SALT LAKE CITY (AP) - Utah Gov. Gary Herbert and health officials said Thursday the state may soon need to implement crisis care protocols as hospitals reach a breaking point amid a record coronavirus surge.
Understaffing and a shortage of ICU beds could soon force Utah hospitals to shift to the protocols that dictate how patients will be treated when the system is overloaded.
Utah residents must take public health guidelines and mask-wearing seriously to avoid the drastic measures, health officials said.
"We cannot continue to argue about masking," said Dr. Mark Shah, an emergency physician with Intermountain Healthcare. "We cannot continue to argue about whether this pandemic is real or made up. And we cannot continue to argue that health care will continue to be fine."

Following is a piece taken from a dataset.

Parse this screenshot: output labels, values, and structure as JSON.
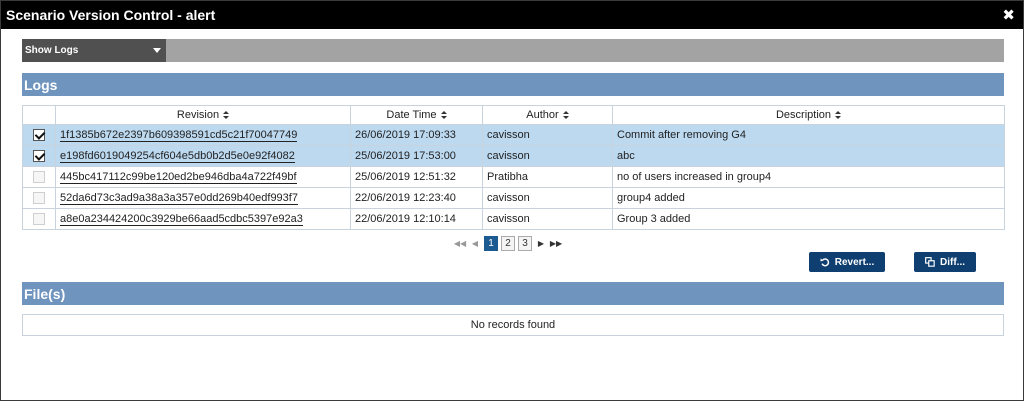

In the past week, Utah's positivity average has increased from 15.5% to 18.1%, according to state data. The weekly average for new cases per day has increased from 1,578 to 1,837. State epidemiologist Dr. Angela Dunn said that such a high positivity rate indicates the numbers of infection are far higher.
"The hospitals frankly just can't keep up with the trend that we have going now as more and more people are going to be demanding hospital care," Herbert told reporters.

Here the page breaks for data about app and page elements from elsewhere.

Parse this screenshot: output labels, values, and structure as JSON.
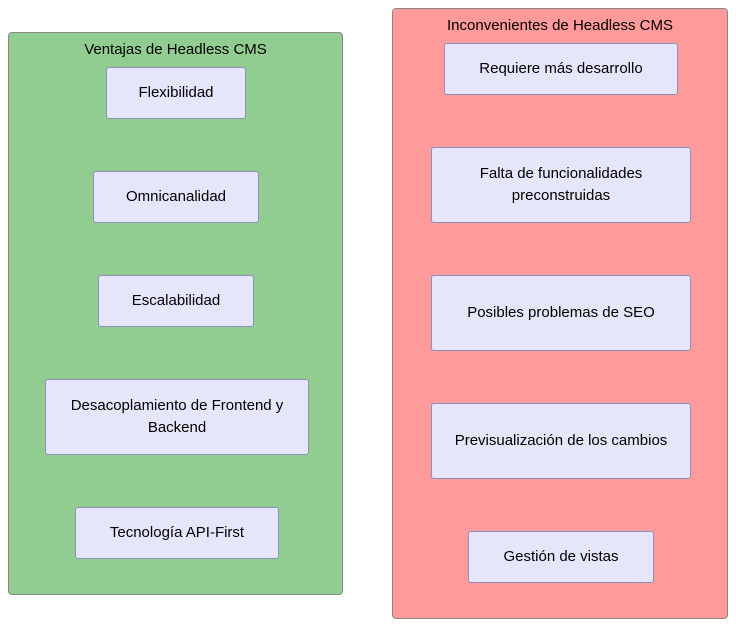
{
  "advantages": {
    "title": "Ventajas de Headless CMS",
    "items": [
      "Flexibilidad",
      "Omnicanalidad",
      "Escalabilidad",
      "Desacoplamiento de Frontend y Backend",
      "Tecnología API-First"
    ]
  },
  "disadvantages": {
    "title": "Inconvenientes de Headless CMS",
    "items": [
      "Requiere más desarrollo",
      "Falta de funcionalidades preconstruidas",
      "Posibles problemas de SEO",
      "Previsualización de los cambios",
      "Gestión de vistas"
    ]
  }
}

Two more counties were placed in the high transmission category on Thursday, bringing the total with mask requirements to 23. Herbert, who has pushed for voluntary mask usage, said enforcement of health order requirements in the areas would be up to local officials.
There have been over 110,000 reported virus cases in Utah and 598 people have died, according to state data.

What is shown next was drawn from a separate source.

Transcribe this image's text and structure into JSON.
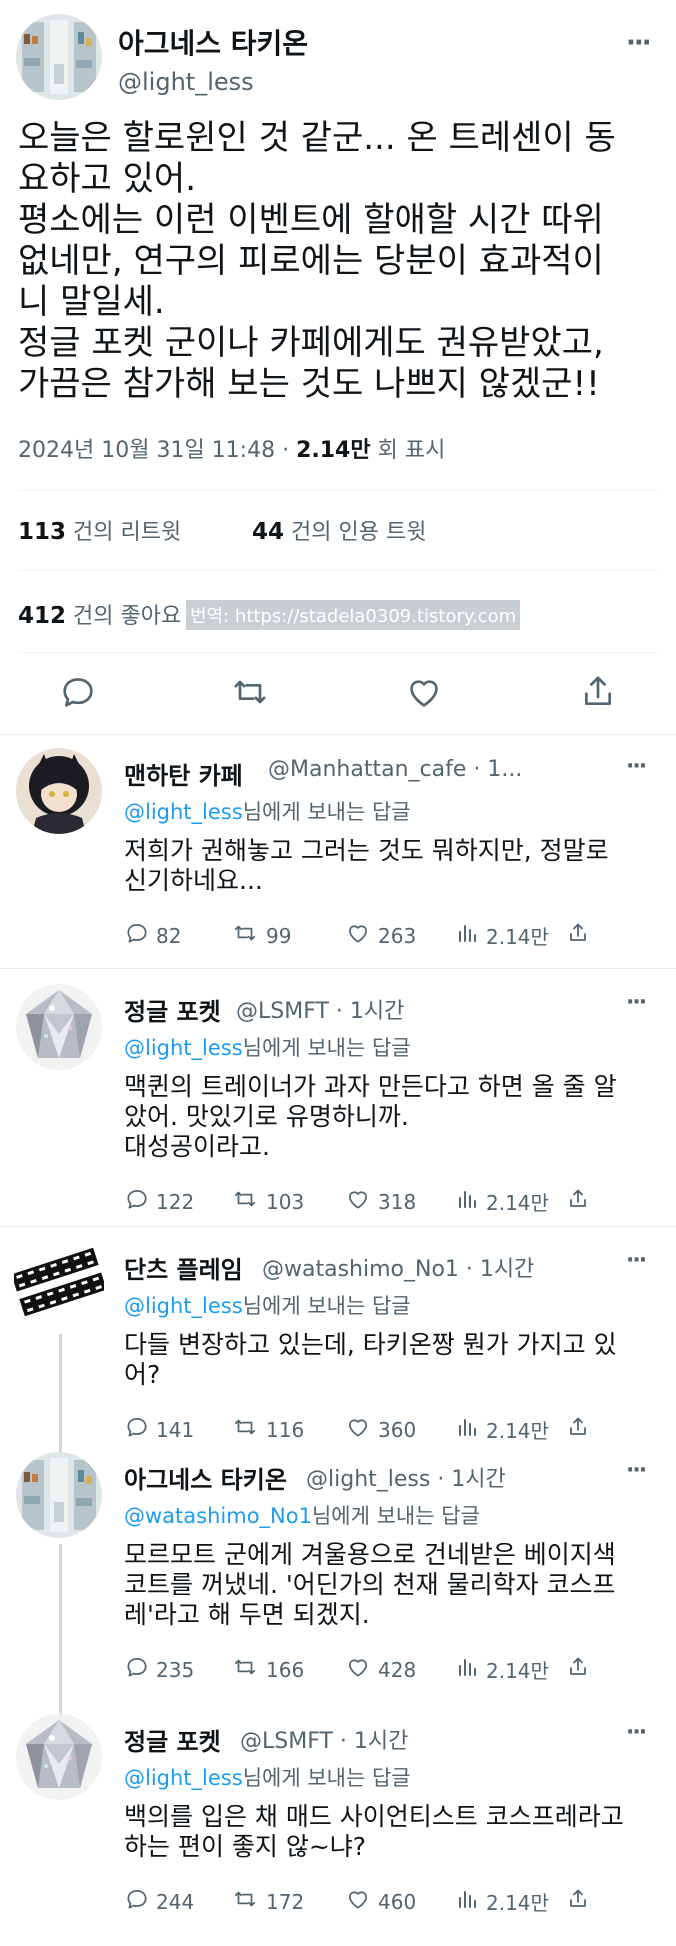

For most people, the new coronavirus causes mild or moderate symptoms, such as fever and cough that clear up in two to three weeks. For some, especially older adults and people with existing health problems, it can cause more severe illness, including pneumonia and death.